The Pac-12 Networks are "shrinking in reach and drastically underperforming revenue expectations," according to The Seattle Times.
Information obtained by the paper's Pac-12 Hotline sheds unprecedented light on the financial realities of the conference’s wholly-owned media company. Jon Wilner writes that some schools are receiving annual payouts from the networks that are a fraction of what they'd hoped for — and a fraction of what has been reported in the media — when the real cost of the content is included in the calculation.
"From Day One, I worried about them having all those channels and having to produce all that programming," said USF sports management professor Dan Rascher, referring to the seven feeds (one national, six regional) and 850 live events per year. "That's crazy hard to do without spending a lot of money on a lot of programming with low value."
According to a source who attended a Pac-12 Networks pre-launch presentation, projected annual per-school payouts ranged from $3 million to as much as $10 million. But after six payout cycles, the networks have yet to even hit the low end of that range, according to financial information obtained by the Hotline.
Limited reach is another concern among athletic department officials within the league. "We've got to get eyes on the product,’" Washington State football coach Mike Leach told the Times. "It's about exposure and money, and you don't have one without the other."
Now in their seventh year, the networks should be building their audience or at least holding steady. However, information provided to the Hotline by media research firm SNL Kagan indicates the Pac-12 Networks have lost seven percent of their audience since peaking in 2016, with much of the decline attributed to the discontinuation of service on U-verse last year.
The Pac-12 Networks currently have just 17.9 million subscribers. By comparison, the Big Ten and SEC networks have three or four times the audience and are believed to generate three or four times the revenue for their respective member schools. Wilner reports that the disparity is due, in part, to contrasting business models. The Big Ten and SEC partnered with Fox and ESPN, respectively, which gave them leverage in negotiating distribution deals. The Pac-12, which has a smaller population within its footprint, lower ratings for its games and less fan affinity, eschewed a partner and retained 100 percent ownership.

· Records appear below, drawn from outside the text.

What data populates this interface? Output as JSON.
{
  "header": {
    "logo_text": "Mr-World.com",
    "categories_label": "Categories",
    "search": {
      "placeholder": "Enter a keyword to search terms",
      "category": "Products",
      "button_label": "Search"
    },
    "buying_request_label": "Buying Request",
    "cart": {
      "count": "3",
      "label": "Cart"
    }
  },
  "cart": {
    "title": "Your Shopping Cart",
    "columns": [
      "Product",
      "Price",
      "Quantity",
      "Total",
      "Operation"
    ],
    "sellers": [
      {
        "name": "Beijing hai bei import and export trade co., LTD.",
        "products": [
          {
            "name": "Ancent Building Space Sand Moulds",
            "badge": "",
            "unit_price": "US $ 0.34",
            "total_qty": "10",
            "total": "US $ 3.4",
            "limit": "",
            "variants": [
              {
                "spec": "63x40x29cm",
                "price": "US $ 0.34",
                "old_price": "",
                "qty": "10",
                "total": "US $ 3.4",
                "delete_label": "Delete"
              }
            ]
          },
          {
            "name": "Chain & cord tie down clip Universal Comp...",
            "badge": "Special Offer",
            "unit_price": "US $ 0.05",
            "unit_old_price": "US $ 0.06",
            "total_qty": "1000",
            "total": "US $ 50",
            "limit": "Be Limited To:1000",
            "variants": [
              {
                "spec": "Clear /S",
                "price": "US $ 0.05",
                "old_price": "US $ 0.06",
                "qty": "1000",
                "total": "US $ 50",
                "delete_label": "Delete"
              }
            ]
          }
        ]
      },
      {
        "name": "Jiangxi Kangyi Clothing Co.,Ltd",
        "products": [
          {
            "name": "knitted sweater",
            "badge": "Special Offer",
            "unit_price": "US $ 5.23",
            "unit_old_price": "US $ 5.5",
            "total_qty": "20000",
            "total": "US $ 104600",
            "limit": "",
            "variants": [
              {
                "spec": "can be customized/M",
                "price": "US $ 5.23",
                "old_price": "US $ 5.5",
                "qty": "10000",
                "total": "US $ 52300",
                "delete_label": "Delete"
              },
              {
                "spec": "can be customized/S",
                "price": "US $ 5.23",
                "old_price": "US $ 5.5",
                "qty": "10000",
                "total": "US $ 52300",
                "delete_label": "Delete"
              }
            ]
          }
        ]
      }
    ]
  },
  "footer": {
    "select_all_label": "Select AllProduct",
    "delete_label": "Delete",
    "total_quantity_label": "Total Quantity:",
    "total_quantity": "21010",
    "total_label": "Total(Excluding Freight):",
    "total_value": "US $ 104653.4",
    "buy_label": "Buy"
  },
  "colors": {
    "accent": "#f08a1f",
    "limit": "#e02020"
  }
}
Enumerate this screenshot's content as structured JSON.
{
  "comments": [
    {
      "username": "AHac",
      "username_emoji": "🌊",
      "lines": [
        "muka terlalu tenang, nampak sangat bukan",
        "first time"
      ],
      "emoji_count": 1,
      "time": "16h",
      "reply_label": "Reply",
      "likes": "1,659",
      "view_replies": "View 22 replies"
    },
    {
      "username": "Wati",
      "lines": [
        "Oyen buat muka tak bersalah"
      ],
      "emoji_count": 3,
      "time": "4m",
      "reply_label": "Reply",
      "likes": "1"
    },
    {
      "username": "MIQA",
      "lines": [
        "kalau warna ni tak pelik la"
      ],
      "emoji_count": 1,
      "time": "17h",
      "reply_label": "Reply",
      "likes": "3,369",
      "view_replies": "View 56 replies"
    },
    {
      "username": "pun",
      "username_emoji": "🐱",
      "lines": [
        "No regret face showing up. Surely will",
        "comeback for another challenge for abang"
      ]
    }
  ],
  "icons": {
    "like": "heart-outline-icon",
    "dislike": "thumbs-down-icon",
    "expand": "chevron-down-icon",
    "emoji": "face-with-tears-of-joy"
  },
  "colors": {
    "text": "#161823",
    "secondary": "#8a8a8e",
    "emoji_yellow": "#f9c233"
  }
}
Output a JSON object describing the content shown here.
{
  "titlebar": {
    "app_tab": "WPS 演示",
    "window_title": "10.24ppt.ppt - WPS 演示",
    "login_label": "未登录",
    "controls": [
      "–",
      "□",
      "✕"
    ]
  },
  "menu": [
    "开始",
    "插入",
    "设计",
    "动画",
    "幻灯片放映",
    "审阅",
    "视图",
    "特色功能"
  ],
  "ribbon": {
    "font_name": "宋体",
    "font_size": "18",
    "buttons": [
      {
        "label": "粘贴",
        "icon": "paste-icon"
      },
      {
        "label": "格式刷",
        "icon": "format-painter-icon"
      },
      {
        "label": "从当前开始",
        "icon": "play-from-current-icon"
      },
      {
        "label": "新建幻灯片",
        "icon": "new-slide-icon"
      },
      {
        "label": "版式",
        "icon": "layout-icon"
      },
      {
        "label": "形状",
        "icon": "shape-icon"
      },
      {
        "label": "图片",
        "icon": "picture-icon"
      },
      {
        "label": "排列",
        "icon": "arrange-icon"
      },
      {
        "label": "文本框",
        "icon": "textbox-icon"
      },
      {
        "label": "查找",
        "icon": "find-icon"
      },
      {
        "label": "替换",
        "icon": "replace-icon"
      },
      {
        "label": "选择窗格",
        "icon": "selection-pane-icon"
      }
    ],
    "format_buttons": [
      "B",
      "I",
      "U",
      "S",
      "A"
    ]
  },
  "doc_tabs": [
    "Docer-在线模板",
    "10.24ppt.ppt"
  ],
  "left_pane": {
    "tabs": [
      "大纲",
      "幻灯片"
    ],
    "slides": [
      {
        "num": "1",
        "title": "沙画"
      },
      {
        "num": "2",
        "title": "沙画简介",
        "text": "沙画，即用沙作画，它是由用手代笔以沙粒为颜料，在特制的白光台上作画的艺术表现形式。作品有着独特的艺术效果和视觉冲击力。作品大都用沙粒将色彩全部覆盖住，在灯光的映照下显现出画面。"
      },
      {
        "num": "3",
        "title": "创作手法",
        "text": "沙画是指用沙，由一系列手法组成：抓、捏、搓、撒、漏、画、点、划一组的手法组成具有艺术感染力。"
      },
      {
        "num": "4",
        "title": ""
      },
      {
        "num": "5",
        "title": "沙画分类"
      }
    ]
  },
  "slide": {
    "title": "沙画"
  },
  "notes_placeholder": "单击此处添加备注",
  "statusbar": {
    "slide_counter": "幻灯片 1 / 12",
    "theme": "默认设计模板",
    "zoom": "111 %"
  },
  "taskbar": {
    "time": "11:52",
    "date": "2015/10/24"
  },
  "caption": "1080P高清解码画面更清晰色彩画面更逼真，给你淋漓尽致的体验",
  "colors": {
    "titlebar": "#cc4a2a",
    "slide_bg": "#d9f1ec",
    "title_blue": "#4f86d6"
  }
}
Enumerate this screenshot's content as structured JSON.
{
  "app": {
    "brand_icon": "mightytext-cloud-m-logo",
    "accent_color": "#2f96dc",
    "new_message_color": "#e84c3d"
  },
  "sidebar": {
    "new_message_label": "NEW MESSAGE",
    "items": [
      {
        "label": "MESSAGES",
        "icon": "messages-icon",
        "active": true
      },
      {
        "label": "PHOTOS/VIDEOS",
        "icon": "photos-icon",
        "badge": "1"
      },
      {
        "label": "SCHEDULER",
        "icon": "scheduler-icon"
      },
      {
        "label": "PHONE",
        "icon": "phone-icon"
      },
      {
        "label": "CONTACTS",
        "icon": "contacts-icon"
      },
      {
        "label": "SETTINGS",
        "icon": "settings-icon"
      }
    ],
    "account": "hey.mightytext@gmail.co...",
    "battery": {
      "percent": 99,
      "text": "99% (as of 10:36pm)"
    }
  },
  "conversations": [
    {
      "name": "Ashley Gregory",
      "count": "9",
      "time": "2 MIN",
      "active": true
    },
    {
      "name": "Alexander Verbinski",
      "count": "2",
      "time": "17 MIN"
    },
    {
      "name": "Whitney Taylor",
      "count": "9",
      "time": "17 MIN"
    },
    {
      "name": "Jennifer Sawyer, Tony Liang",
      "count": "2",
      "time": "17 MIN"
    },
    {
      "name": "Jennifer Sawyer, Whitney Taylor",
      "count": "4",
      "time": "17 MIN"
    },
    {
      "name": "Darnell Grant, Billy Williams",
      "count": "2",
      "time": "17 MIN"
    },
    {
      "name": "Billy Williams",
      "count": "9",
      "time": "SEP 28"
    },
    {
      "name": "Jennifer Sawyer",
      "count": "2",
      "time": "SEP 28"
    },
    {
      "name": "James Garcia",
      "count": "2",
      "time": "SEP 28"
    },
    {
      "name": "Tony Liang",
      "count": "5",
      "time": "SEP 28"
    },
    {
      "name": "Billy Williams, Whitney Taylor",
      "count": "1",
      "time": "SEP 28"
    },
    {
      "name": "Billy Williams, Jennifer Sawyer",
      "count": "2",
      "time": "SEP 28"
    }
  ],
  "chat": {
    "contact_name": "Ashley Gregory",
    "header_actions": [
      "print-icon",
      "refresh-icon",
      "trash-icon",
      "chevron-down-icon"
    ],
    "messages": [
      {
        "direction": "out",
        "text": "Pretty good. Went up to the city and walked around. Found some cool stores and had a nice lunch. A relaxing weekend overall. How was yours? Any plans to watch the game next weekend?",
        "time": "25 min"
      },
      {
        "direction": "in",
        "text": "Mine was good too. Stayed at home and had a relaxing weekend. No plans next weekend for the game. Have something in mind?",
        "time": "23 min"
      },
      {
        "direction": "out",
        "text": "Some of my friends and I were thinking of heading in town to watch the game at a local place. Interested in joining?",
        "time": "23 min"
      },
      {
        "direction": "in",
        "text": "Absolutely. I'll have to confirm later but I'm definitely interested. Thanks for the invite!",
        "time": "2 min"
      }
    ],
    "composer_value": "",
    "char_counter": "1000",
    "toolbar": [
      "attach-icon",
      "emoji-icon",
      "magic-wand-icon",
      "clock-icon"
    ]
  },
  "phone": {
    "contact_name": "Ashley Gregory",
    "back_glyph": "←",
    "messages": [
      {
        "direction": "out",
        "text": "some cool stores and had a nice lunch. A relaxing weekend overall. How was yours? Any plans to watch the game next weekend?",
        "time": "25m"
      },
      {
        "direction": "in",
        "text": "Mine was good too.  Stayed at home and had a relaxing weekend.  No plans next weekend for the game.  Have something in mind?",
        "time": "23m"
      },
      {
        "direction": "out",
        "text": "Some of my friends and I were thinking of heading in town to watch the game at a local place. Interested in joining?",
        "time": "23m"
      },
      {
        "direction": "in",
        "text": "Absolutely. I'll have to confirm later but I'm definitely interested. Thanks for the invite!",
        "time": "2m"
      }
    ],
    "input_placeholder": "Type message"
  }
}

Pac-12 commissioner Larry Scott and campus officials maintain hope that having full control of their content will prove visionary when the conference renegotiates its media contracts in several years.